As the weeks ticked by, however, we would more and more often comment “Aw, she’s starting to be a proper little person”, and it was only later I realised that a side-effect of this is that she started being easier to interpret, simply because we’ve had a lifetime of interpreting people. And still this isn’t about knowing specifically what Ada wants; she’s too young, clearly, to form words, and we haven’t properly started with signing. It’s about me doing something funny and her chuckling; it’s about Jenny cuddling her after we’ve given her saline drops to help clear her nose when she had a cold and Ada understanding that a cuddle is comforting; it’s about – oh my days is it – Ada understanding what sleep is.
At the same time as Ada is learning how to be a baby, we’re learning how to be parents. In part we’re just better at mechanics of it, but we’re also just better at knowing how to support each other, how to structure days, how to adapt to the ever-changing process of parenting. We fuck up often, in big and little ways, and there hasn’t been a week where either I or Jenny or both haven’t cried, but we’re now able to at least identify those areas where we need to research more or just sack up more for, rather than just finding literally every aspect of the situation intimidatingly alien.
We are, too, now, the world’s foremost authorities on Ada Margaret Gray Phin. Nobody knows her better than we do, so when well-intentioned advice is offered, we feel confident in listening politely and then quietly, privately ascribing it little relevance to Ada if we believe it’s not applicable. Clearly, we’re not going to dismiss it out of hand, and this doesn’t apply to medical advice or advice from professionals, but equally we’re now experienced enough to know that no, she’s not windy just now; no, that thing she does when feeding doesn’t mean she isn’t hungry; no, there’s no point in trying to get her back to sleep after only a half-hour nap; half-hour naps are what she takes.

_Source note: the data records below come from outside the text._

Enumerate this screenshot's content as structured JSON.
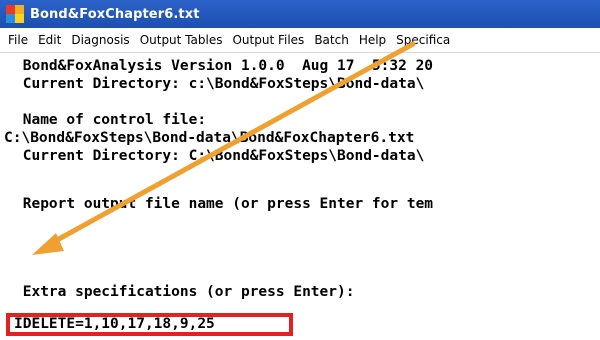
{
  "window": {
    "title": "Bond&FoxChapter6.txt"
  },
  "menu": {
    "items": [
      "File",
      "Edit",
      "Diagnosis",
      "Output Tables",
      "Output Files",
      "Batch",
      "Help",
      "Specifica"
    ]
  },
  "console": {
    "lines": [
      " Bond&FoxAnalysis Version 1.0.0  Aug 17  5:32 20",
      " Current Directory: c:\\Bond&FoxSteps\\Bond-data\\",
      "",
      " Name of control file:",
      "C:\\Bond&FoxSteps\\Bond-data\\Bond&FoxChapter6.txt",
      " Current Directory: C:\\Bond&FoxSteps\\Bond-data\\",
      "",
      " Report output file name (or press Enter for tem",
      "",
      "",
      " Extra specifications (or press Enter):"
    ],
    "input_value": "IDELETE=1,10,17,18,9,25"
  },
  "colors": {
    "titlebar": "#1c4fb0",
    "highlight": "#e52020",
    "arrow": "#f0a030"
  }
}
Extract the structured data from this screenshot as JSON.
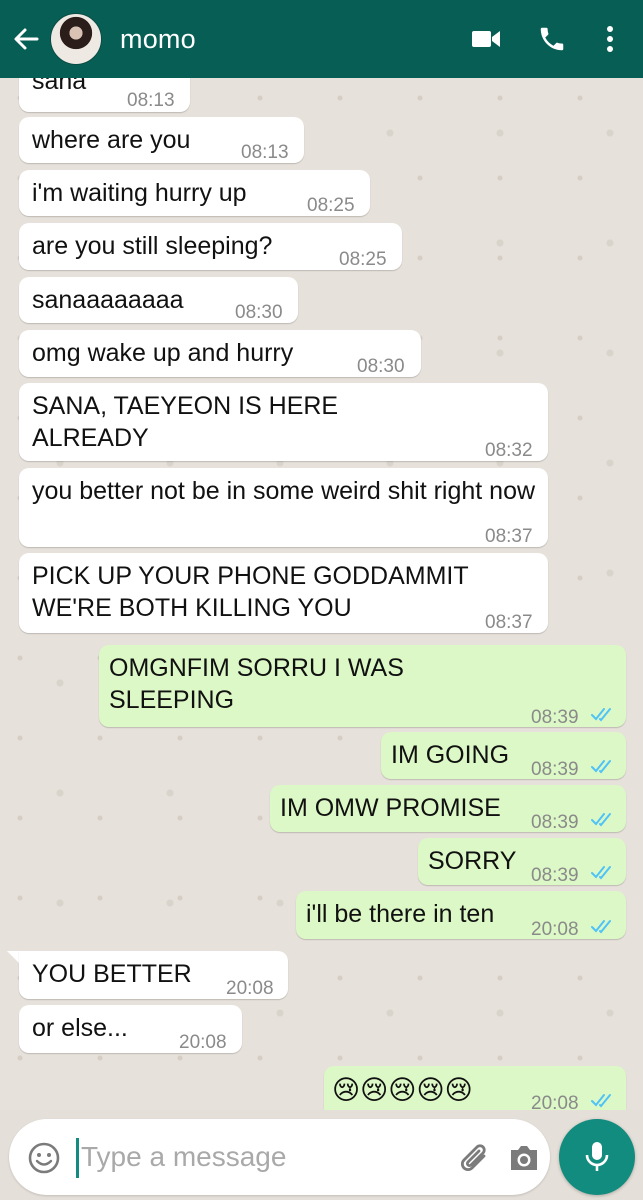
{
  "header": {
    "contact_name": "momo",
    "bg_color": "#075e54",
    "icons": [
      "back-arrow-icon",
      "video-call-icon",
      "phone-icon",
      "more-options-icon"
    ]
  },
  "messages": [
    {
      "dir": "in",
      "text": "sana",
      "time": "08:13"
    },
    {
      "dir": "in",
      "text": "where are you",
      "time": "08:13"
    },
    {
      "dir": "in",
      "text": "i'm waiting hurry up",
      "time": "08:25"
    },
    {
      "dir": "in",
      "text": "are you still sleeping?",
      "time": "08:25"
    },
    {
      "dir": "in",
      "text": "sanaaaaaaaa",
      "time": "08:30"
    },
    {
      "dir": "in",
      "text": "omg wake up and hurry",
      "time": "08:30"
    },
    {
      "dir": "in",
      "text": "SANA, TAEYEON IS HERE ALREADY",
      "time": "08:32"
    },
    {
      "dir": "in",
      "text": "you better not be in some weird shit right now",
      "time": "08:37"
    },
    {
      "dir": "in",
      "text": "PICK UP YOUR PHONE GODDAMMIT WE'RE BOTH KILLING YOU",
      "time": "08:37"
    },
    {
      "dir": "out",
      "text": "OMGNFIM SORRU I WAS SLEEPING",
      "time": "08:39",
      "status": "read"
    },
    {
      "dir": "out",
      "text": "IM GOING",
      "time": "08:39",
      "status": "read"
    },
    {
      "dir": "out",
      "text": "IM OMW PROMISE",
      "time": "08:39",
      "status": "read"
    },
    {
      "dir": "out",
      "text": "SORRY",
      "time": "08:39",
      "status": "read"
    },
    {
      "dir": "out",
      "text": "i'll be there in ten",
      "time": "20:08",
      "status": "read"
    },
    {
      "dir": "in",
      "text": "YOU BETTER",
      "time": "20:08"
    },
    {
      "dir": "in",
      "text": "or else...",
      "time": "20:08"
    },
    {
      "dir": "out",
      "text": "😢😢😢😢😢",
      "time": "20:08",
      "status": "read"
    }
  ],
  "composer": {
    "placeholder": "Type a message",
    "value": ""
  },
  "colors": {
    "incoming_bubble": "#ffffff",
    "outgoing_bubble": "#dcf8c6",
    "read_ticks": "#4fc3f7",
    "accent": "#128c7e"
  }
}
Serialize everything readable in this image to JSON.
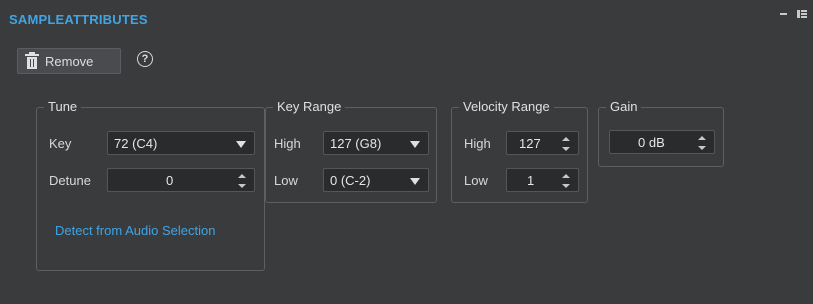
{
  "window": {
    "title": "SAMPLEATTRIBUTES",
    "controls": [
      "minimize-icon",
      "menu-icon"
    ]
  },
  "toolbar": {
    "remove_label": "Remove",
    "help_label": "?"
  },
  "tune": {
    "title": "Tune",
    "key_label": "Key",
    "key_value": "72 (C4)",
    "detune_label": "Detune",
    "detune_value": "0",
    "detect_link": "Detect from Audio Selection"
  },
  "key_range": {
    "title": "Key Range",
    "high_label": "High",
    "high_value": "127 (G8)",
    "low_label": "Low",
    "low_value": "0 (C-2)"
  },
  "velocity_range": {
    "title": "Velocity Range",
    "high_label": "High",
    "high_value": "127",
    "low_label": "Low",
    "low_value": "1"
  },
  "gain": {
    "title": "Gain",
    "value": "0 dB"
  },
  "colors": {
    "accent": "#3fa5e6",
    "background": "#3a3b3d",
    "field": "#2a2b2d"
  }
}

What’s more, while in the first two, three, four months we’d live pretty much half-hour to half-hour not knowing what was coming next, she’s settling into routines now, we’re learning her cries (and she’s learning to make different sounds for different things), and we’re using an app to track feeds, sleeps, medication and more so that we can start to see patterns and work out whether behaviours are out of the ordinary.
So: it gets easier. Not easy – presumably never easy – but easier. Everyone told us it would in the first few weeks and months, but we had to live through it to believe it. We have. It does.